- Doing newsworthy things as an organization, and then telling people about it
- Distributing your content everywhere that makes sense
- Socially sharing as much as possible to get the maximum reach for your brand and content
All of the above are long-term, natural and safe ways your site can see link growth. While short-term tactics for link building used to be all the rage, there are no shortcuts to building high-quality natural links any longer.
The bar for getting a link is now set twice as high. It takes time, effort and most importantly content to build high-quality links.
What to do Post Penguin 4.0
Overall, Penguin 4.0 should have a positive effect on the SEO community. It negates the possibility of negative SEO and makes webmasters more accountable for providing useful, quality sites and holds them less responsible for cleaning up spam.
Here are 5 things to consider doing post Penguin 4.0:
1.Track your site’s performance in Google Analytics and Search Console
The best way to figure out whether you have been positively or negatively impacted by Google’s update is to monitor analytics and ranking data. See if there are any noteworthy lifts or drops in rankings or traffic. It may be hard to see immediately, but you won’t know unless you regularly measure your site’s performance.
2.Perform a backlink audit on your whole site
If you have concerns that Penguin 4.0 might impact you negatively due to your current backlinks you can audit your current backlinks to establish which need to be pruned and which are quality enough to keep. Then, establish quality guidelines around which links you wish to keep and which you do not. Reach out to the webmasters of those you wish to not keep requesting they be removed.
3.Focus on creating quality content
With less time needed for “SEO janitorial work”, it leaves no excuse for not creating content. Without content it will be hard for you to achieve link growth, which is essential for authority building, brand awareness and better rankings. If you already have a good amount of content on your site you can now focus your energy on making it even better.
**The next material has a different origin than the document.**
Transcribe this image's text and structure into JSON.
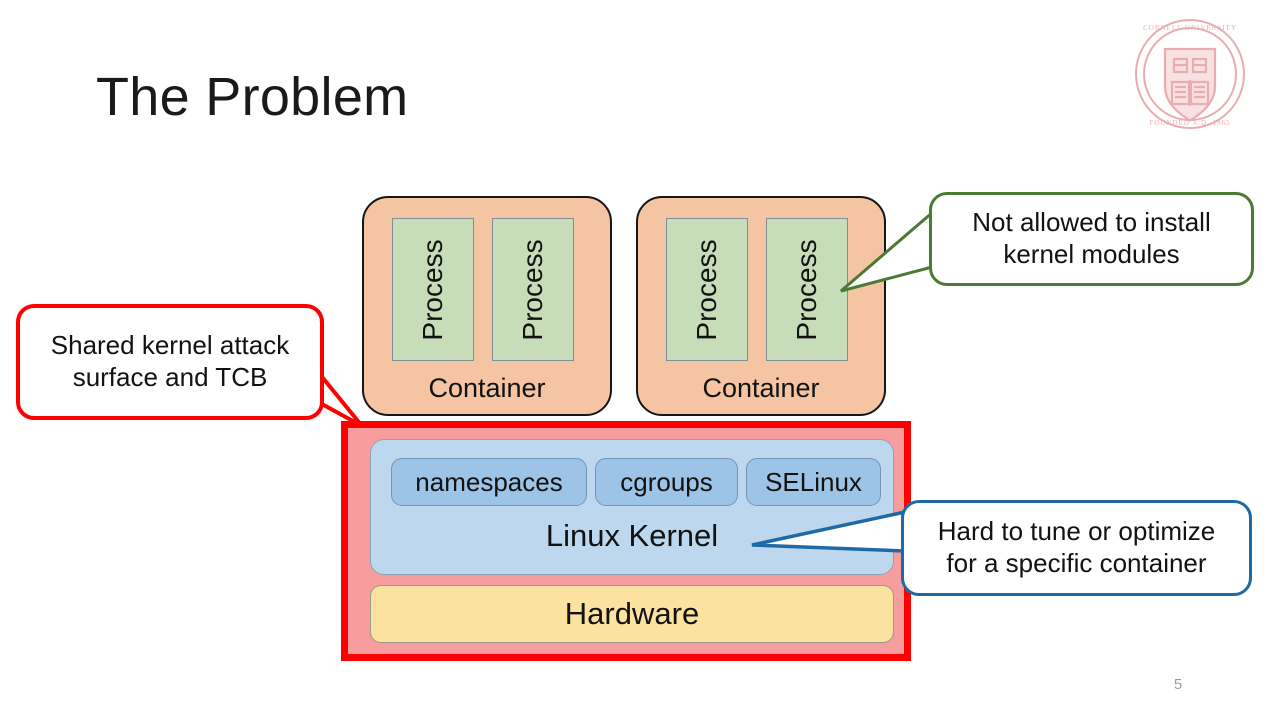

4.Leave your disavow file alone, and keep pruning bad links
As discussed above, there is no need to revisit the list of links that once were disavowed or pruned from your site. It’s likely that no good will come from spending time reclaiming these links.
5.Focus on strategies to build natural backlinks to your site
Taking a long-term, content driven approach to growing your backlink profile will become even more important post Penguin 4.0. Consider ways that you can integrate link growth into your public relations, content creation and other marketing efforts so you can set yourself up for long-term success.
Penguin 4.0 is a much needed and awaited change to Google’s core algorithm. If you focus on driving natural link growth, creating fantastic content and maintaining quality links then you have nothing to worry about!
If you’re afraid that Penguin 4.0 might have a negative impact on you then check out this Complete Google Penalty Recovery Kit for more information about how you can stay penalty free.